Rupert Murdoch, owner of News Corp. (which includes Fox News Channel and the New York Post, among many others) and political heavyweight, wrote an op-ed in the Wall Street Journal this week saying that comprehensive reform, including a pathway to citizenship for undocumented immigrants, "can't wait." He writes:
"I don't believe that people come to America to sit on their hands. The vast majority of America's immigrants are hardworking, family-minded individuals with strong values. They are drawn here from many different places by a common belief that this is still the land of opportunity for those willing to work hard. We need to give those individuals who are already here—after they have passed checks to ensure they are not dangerous criminals—a path to citizenship so they can pay their full taxes, be counted, and become more productive members of our community."
No change of heart: Murdoch has actually pushed for reform for years. It's an issue he has dealt with personally — he immigrated to the U.S. from Australia and became a citizen. (Sure, the process is easier for a rich media mogul, but bear with him.)
Must have sweeping, generous immigration reform,make existing law- abiding Hispanics welcome. Most are hard working family people.— Rupert Murdoch (@rupertmurdoch) November 8, 2012
Murdoch's current concern is the result of House Majority Leader Eric Cantor's stunning defeat in the Virginia Republican primary. Cantor's opponent, David Brat, ran on an heavily anti-immigration reform platform. A Republican party sharply divided by the issue, Murdoch says, is one that won't be able to come to a compromise on reform.
Thanks, Fox News: If he's worried about public opinion, though, Murdoch might want to address his own news channel. Commentators on Fox News have railed against immigration reform, attacking President Obama on the issue and warning of the dangers of amnesty:
That being said, the general public takes a much more sympathetic view. A Politico poll last month showed that 71% of voters backed comprehensive immigration reform (including 90% of Hispanics). That breaks down to 78% of Democrats and — surprise! — 64% of Republicans.
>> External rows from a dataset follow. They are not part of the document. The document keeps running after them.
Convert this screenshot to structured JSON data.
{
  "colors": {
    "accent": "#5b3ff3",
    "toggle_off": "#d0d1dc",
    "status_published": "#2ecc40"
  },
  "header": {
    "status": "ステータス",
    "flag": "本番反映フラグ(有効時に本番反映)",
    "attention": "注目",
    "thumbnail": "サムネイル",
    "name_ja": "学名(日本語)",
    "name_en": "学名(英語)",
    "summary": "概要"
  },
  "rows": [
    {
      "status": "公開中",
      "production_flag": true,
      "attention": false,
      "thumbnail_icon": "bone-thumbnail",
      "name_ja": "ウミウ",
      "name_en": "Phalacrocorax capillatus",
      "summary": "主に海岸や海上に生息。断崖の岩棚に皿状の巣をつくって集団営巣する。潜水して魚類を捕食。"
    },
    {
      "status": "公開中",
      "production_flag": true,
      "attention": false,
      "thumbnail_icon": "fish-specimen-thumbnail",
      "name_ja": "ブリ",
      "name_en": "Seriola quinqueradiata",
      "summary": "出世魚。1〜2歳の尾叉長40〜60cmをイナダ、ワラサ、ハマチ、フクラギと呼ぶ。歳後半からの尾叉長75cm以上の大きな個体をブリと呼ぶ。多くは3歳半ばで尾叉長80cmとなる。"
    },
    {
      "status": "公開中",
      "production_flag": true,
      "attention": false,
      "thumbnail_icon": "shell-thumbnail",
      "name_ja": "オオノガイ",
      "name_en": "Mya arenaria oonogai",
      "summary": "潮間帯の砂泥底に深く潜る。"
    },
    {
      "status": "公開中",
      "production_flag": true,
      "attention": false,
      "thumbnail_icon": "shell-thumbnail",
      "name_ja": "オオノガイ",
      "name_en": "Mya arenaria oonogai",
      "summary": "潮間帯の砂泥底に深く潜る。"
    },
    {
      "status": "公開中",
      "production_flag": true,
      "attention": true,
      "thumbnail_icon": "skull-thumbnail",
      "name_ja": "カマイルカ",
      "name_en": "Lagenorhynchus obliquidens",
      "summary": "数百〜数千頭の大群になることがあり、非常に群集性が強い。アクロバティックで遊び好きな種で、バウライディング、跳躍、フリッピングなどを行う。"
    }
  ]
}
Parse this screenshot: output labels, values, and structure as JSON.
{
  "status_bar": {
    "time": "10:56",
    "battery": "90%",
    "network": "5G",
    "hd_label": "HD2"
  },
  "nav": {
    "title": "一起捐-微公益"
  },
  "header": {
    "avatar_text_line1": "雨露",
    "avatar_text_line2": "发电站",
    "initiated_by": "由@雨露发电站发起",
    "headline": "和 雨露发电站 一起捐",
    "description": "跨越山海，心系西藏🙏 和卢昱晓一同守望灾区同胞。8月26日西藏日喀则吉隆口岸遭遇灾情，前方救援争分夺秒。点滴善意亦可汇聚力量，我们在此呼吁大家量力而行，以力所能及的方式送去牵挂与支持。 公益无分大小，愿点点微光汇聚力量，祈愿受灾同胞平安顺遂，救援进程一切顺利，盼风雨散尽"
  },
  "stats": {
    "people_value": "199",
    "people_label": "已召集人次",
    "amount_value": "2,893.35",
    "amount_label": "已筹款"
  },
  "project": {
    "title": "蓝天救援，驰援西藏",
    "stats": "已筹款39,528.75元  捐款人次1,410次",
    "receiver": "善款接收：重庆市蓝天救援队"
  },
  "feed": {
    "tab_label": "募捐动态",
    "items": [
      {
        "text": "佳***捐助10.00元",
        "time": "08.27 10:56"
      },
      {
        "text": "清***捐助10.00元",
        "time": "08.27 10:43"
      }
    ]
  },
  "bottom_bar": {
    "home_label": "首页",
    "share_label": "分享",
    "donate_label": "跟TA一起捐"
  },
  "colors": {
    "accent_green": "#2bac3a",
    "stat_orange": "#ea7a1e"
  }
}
The last reform bill may have stalled in the House, but with those poll figures and the support of conservatives like Murdoch, it might not be too long before another vote.